Bell also regarded the medium bore .318 very highly, noting it as the “deadliest weapon of the push-bolt type” known to him. He preferred 250gr. bullets for their penetration, being especially adept at coursing through hide and tissue on quartering away brain shots. He kept detailed notes and credited the .318 with a slightly better shot-to-kill ratio compared to the .275 when used on oblique brain shots from the rear. He selected the .318 (.330” actual) as the main battery for his water-based adventure on the Bahr Aouk river by canoe in 1918.
He clearly liked the .318 and picked up 6,000 rounds of ammo along the way to support this favour. Unfortunately, the batch was faulty with many misfires, so he used the ammo for practice as well as taking birds at distance on the wing.
A man of his time
In later years Bell recognized that his leaning toward small bores was heavily influenced by his early success with their use. He notes that if he had experienced similar results with big bores early on, he may well have found himself in the other camp, extolling their virtues with similar enthusiasm.
My own conclusion is that Bell was a pragmatist at heart, and selected his battery based on the evolving supply of reliable ammunition, and early on this brought him to calibres from a military pedigree coupled in light-framed actions. He selected rifles with the intent of getting in close in harsh quarters and taking several animals in quick succession, rather than selecting one individual as occurs among hunters today. He remained willing to adapt and trial different calibres well into his 40’s, although even in his 70’s, he still considered the advantages of a short bolt-throw and low recoil to outweigh the penetration advantages offered by the heavy weights.

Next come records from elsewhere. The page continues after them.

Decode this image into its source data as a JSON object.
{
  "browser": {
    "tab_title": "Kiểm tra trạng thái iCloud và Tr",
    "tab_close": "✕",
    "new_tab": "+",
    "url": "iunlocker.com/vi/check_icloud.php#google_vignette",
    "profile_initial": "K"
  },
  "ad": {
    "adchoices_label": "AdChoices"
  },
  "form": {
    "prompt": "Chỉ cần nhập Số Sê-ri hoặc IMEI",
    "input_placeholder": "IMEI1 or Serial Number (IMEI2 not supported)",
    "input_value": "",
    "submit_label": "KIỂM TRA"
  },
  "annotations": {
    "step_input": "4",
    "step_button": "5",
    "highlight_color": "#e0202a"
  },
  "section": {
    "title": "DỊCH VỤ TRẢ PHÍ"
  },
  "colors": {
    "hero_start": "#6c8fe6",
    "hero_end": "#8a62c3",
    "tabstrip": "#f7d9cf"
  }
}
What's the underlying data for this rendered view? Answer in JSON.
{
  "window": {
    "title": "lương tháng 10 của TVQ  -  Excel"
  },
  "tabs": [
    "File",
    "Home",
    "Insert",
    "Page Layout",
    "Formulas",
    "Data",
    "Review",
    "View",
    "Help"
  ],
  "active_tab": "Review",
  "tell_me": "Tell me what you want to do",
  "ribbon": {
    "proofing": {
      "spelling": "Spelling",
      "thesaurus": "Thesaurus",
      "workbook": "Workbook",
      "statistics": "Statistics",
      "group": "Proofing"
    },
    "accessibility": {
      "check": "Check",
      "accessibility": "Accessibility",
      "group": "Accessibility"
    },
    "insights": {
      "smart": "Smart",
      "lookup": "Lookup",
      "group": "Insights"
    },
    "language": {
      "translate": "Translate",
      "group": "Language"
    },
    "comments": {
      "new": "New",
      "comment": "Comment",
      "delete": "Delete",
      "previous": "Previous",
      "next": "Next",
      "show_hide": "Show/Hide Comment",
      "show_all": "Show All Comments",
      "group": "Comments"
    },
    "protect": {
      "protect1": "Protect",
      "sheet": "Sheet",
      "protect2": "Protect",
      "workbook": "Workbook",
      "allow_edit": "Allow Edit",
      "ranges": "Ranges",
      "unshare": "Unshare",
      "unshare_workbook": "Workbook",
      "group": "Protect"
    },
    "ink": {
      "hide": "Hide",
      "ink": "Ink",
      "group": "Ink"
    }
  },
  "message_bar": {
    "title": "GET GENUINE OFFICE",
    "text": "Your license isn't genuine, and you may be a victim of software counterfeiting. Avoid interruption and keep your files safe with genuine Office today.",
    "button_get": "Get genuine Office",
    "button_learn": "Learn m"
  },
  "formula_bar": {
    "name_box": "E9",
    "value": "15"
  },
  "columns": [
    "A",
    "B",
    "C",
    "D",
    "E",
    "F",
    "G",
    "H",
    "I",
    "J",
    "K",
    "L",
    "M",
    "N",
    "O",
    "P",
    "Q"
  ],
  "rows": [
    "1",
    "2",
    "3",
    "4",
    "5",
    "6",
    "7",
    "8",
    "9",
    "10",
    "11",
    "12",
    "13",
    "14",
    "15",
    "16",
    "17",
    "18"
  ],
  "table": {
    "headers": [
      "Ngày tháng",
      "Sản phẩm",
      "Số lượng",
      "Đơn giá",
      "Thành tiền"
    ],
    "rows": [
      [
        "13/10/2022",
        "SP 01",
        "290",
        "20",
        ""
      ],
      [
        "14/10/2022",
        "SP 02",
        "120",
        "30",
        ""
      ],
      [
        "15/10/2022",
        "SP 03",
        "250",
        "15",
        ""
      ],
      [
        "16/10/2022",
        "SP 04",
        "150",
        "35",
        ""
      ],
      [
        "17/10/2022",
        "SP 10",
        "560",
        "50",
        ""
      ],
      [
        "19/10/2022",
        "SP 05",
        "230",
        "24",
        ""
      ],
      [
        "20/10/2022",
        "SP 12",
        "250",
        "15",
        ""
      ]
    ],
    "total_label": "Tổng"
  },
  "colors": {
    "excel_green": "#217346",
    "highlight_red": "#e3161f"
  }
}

He was a highly accomplished rifleman and, given his ability to place shots under pressure, his preference for small bores made perfect sense – for him.